** Data records follows **

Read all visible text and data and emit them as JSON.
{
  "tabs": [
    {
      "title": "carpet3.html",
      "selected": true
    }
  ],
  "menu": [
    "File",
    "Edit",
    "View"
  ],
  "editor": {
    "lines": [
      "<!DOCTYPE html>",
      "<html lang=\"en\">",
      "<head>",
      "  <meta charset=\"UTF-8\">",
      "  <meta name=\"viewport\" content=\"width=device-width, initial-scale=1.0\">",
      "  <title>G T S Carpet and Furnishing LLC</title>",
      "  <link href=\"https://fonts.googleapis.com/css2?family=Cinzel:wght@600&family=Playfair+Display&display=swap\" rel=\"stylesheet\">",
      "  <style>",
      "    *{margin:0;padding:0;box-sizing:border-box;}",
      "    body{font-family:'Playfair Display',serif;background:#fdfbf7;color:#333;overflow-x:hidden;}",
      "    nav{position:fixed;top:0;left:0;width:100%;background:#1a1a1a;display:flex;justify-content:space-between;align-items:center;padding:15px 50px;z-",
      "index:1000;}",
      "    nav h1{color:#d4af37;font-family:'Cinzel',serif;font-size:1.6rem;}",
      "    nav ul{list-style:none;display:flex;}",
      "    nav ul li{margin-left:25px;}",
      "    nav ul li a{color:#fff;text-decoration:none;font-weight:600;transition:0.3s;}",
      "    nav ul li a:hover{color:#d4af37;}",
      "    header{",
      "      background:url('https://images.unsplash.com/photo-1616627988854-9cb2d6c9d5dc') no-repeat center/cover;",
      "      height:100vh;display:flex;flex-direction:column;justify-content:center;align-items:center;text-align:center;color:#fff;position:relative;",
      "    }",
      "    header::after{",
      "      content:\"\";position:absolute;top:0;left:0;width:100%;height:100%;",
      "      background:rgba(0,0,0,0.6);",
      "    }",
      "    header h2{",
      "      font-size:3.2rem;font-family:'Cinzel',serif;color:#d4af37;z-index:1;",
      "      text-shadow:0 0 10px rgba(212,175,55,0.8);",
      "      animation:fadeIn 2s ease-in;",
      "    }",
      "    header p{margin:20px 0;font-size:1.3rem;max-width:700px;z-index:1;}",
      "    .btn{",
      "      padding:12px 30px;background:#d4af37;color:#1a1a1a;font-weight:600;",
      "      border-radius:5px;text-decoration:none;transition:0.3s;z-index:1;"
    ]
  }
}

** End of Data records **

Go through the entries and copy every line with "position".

:: Exercise result ::
      "    nav{position:fixed;top:0;left:0;width:100%;background:#1a1a1a;display:flex;justify-content:space-between;align-items:center;padding:15px 50px;z-",
      "      height:100vh;display:flex;flex-direction:column;justify-content:center;align-items:center;text-align:center;color:#fff;position:relative;",
      "      content:\"\";position:absolute;top:0;left:0;width:100%;height:100%;",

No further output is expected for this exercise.